With earnings season winding down and China (for the moment) on the back burner, many investors are worrying about a rising interest rate environment weighing on the stock market, especially since the Federal Reserve’s favorite price gauge—the Personal Income Expenditures (PCE) price index—last week showed US inflation had approached the Fed’s 2% target level.
And wouldn’t you know it, the Producer Price Index (PPI) comes out today, followed tomorrow by the Consumer Price Index (CPI).
For some important context: Inflation reaching 2% doesn’t automatically mean runaway prices and a crumbling stock market. Second, shorter timeframes can offer at least partial immunity to inflation, because the catalysts that drive short-term market moves—earnings, economic news, geopolitical events, mergers, and so on—won’t cease to exist if inflation becomes the dominant macro theme in the market.
Further, there are a ton of possibilities out there that many traders employ to attempt to benefit from this type of environment, so let’s walk through a few fan favorites.
First, of course, broadly speaking traders also have the flexibility to take short positions (either in the broad market or individual stocks) if they anticipate down moves.
And then there’s gold, which has long been considered an inflation hedge—although the data suggest its performance in this regard is mixed, at best. In fact, with the exception of the 1970s—when double-digit inflation rocked the US economy and gold took off to the upside—there hasn’t been much evidence that gold increases in value when inflation is on the rise.1 In other words, outside of a 1970s-like “inflation shock,” gold bulls could be disappointed by the metal’s upside, even if inflation continues to rise.
Gold’s recent performance (June gold futures dropped to their lowest levels of the year last week) suggests the market may not be concerned about imminently-high inflation, or it simply isn’t going to react to inflation (or inflation worries) the way some people may expect.
Next up: Financials. Bank stocks are sometimes cited as favorable long-side plays in a rising-rate environment because one of their primary revenue sources comes from lending capital at interest—and the higher the rate, the more they profit (see “Trading the inflation card”).
Some financial exchanges may also fit the inflation-fighting bill. For example, the CME Group (CME) has been cited as a possible inflation-resistant stock because of its potential to benefit from increased financial hedging against rising rates—both through its many interest rate instruments, as well as in stock index and currency futures and options.2 More trading volume, more profit.
That’s a long-term perspective, so the ostensible approach would be for long-oriented traders to buy such stocks on weakness. The following daily chart shows CME has possibly begun forming a trading range after reaching a record high near $172 in March:
CME shares, which are up around 50% over the past year, recently tested their April swing low around $155 (which falls within a longer-term support/resistance zone), trading to lower intraday lows but rallying strongly last Friday. Bullish traders, certainly, will be looking for the stock to hold that level.

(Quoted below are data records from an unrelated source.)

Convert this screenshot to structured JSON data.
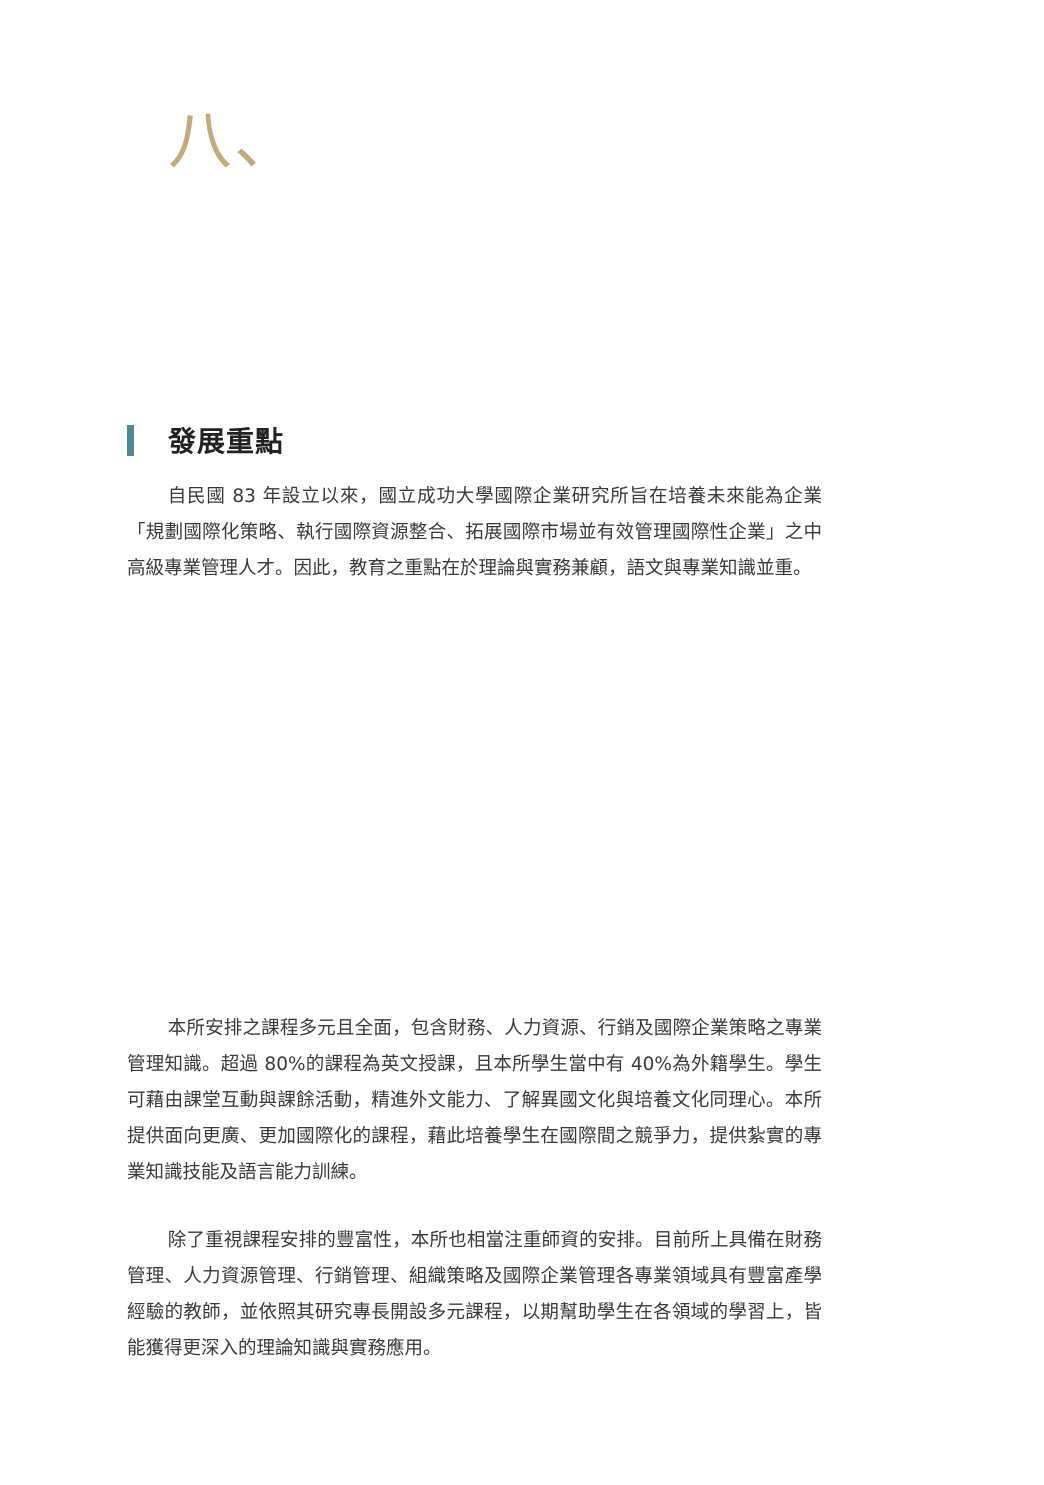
{
  "chapter": {
    "numeral": "八、"
  },
  "section": {
    "heading": "發展重點"
  },
  "paragraphs": [
    "自民國 83 年設立以來，國立成功大學國際企業研究所旨在培養未來能為企業「規劃國際化策略、執行國際資源整合、拓展國際市場並有效管理國際性企業」之中高級專業管理人才。因此，教育之重點在於理論與實務兼顧，語文與專業知識並重。",
    "本所安排之課程多元且全面，包含財務、人力資源、行銷及國際企業策略之專業管理知識。超過 80%的課程為英文授課，且本所學生當中有 40%為外籍學生。學生可藉由課堂互動與課餘活動，精進外文能力、了解異國文化與培養文化同理心。本所提供面向更廣、更加國際化的課程，藉此培養學生在國際間之競爭力，提供紮實的專業知識技能及語言能力訓練。",
    "除了重視課程安排的豐富性，本所也相當注重師資的安排。目前所上具備在財務管理、人力資源管理、行銷管理、組織策略及國際企業管理各專業領域具有豐富產學經驗的教師，並依照其研究專長開設多元課程，以期幫助學生在各領域的學習上，皆能獲得更深入的理論知識與實務應用。"
  ],
  "colors": {
    "numeral": "#c4aa7a",
    "heading_bar": "#4e8a96",
    "heading_text": "#222222",
    "body_text": "#3a3a3a"
  }
}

In the end, unlike investors, traders should probably be less concerned with the prospect of higher inflation, and more interested the possibilities it presents.
Market Mover Update: Oil and gas producer Devon Energy (DVN) has pulled back after last week’s earnings-announcement jump (see “Options smoke points to price-action fire”), and yesterday traded back into its pre-breakout consolidation—similar to the way the stock behaved after its mid-April up move:
Meanwhile, yesterday afternoon the White House announced it would pull the US out of the Iran nuclear deal and restore sanctions on Iran—a development some analysts believe could support higher long-term oil prices.3 June crude oil futures (CLM8), which had dropped to $68.02/barrel in yesterday morning, spiked above $70 on the announcement before pulling back to the $69.50-$70 range.
1 Reuters. Gold as an inflation hedge? Well, sort of... 3/1/18.
2 Barron’s. 6 Dividend Stocks That Hedge Against Inflation. 6/5/17.
3 CNBC.com. Trump will kill the Iran nuclear deal — and that's a 'long-lasting' boost for oil prices. 5/8/18.